++++ Dataset records ++++

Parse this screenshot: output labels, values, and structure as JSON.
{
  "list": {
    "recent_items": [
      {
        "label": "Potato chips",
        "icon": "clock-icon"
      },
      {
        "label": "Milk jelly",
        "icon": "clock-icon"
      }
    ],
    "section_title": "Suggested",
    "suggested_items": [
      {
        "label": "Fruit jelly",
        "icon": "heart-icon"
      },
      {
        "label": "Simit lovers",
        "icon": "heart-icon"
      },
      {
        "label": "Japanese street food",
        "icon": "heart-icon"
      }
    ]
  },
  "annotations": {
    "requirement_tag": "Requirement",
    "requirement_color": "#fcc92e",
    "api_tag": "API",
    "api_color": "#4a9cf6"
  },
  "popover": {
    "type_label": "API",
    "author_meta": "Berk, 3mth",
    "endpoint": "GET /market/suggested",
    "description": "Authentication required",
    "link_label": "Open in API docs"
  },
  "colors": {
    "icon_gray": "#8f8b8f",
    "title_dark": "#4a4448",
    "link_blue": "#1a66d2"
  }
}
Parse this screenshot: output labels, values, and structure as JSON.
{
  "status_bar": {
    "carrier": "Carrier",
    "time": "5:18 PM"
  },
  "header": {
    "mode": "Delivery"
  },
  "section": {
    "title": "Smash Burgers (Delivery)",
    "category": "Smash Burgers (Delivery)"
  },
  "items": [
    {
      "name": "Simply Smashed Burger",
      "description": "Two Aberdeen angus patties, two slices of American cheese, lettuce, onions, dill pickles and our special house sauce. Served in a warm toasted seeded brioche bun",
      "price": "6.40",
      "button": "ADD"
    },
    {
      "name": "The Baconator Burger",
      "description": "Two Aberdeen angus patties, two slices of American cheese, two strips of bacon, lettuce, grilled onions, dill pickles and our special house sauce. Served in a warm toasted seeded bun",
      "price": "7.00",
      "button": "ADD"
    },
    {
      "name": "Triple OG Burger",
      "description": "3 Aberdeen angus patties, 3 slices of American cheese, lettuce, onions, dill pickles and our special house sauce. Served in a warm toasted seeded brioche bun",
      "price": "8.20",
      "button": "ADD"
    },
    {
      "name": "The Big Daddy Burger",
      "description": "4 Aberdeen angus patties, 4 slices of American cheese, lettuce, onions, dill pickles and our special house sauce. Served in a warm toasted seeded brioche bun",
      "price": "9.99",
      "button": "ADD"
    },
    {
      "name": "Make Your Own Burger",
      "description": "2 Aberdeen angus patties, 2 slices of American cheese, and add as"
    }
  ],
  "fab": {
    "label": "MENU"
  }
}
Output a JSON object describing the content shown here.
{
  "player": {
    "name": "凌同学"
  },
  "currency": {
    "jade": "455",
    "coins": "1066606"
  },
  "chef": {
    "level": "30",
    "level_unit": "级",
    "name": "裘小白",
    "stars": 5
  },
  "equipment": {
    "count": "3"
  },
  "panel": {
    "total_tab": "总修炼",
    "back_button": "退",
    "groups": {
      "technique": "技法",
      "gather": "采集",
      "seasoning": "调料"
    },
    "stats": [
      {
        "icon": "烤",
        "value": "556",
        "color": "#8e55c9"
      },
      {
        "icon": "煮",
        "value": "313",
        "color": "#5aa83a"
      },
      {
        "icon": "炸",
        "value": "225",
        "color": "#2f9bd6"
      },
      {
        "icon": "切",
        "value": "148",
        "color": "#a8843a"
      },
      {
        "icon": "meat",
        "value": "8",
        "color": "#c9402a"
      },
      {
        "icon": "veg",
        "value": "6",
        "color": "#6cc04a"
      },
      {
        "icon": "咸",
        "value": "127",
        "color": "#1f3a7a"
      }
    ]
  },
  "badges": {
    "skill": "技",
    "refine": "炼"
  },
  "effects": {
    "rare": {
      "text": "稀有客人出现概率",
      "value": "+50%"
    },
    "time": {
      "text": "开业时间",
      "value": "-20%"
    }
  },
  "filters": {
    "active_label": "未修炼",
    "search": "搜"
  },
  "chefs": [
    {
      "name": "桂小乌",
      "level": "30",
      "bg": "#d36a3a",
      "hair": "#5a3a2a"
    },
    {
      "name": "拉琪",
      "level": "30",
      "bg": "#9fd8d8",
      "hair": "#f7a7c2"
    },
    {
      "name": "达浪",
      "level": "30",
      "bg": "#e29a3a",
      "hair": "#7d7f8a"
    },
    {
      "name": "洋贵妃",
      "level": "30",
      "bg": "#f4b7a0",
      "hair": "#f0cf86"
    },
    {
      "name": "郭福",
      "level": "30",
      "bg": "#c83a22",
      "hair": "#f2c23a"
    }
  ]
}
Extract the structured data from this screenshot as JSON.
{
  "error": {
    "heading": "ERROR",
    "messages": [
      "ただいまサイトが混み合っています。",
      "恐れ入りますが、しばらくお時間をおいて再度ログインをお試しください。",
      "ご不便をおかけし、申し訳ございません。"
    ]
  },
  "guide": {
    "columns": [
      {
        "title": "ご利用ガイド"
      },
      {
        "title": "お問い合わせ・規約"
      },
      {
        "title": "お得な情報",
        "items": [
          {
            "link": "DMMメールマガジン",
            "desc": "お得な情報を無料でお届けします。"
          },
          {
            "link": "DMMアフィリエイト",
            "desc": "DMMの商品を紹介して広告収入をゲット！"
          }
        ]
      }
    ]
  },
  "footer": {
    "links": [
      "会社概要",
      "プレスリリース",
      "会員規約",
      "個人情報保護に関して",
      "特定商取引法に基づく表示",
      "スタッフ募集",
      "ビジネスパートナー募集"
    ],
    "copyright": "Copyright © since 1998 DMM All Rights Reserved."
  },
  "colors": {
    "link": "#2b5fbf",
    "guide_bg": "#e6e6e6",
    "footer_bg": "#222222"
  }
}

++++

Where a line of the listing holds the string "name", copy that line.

      "name": "Simply Smashed Burger",
      "name": "The Baconator Burger",
      "name": "Triple OG Burger",
      "name": "The Big Daddy Burger",
      "name": "Make Your Own Burger",
    "name": "凌同学"
    "name": "裘小白",
      "name": "桂小乌",
      "name": "拉琪",
      "name": "达浪",
      "name": "洋贵妃",
      "name": "郭福",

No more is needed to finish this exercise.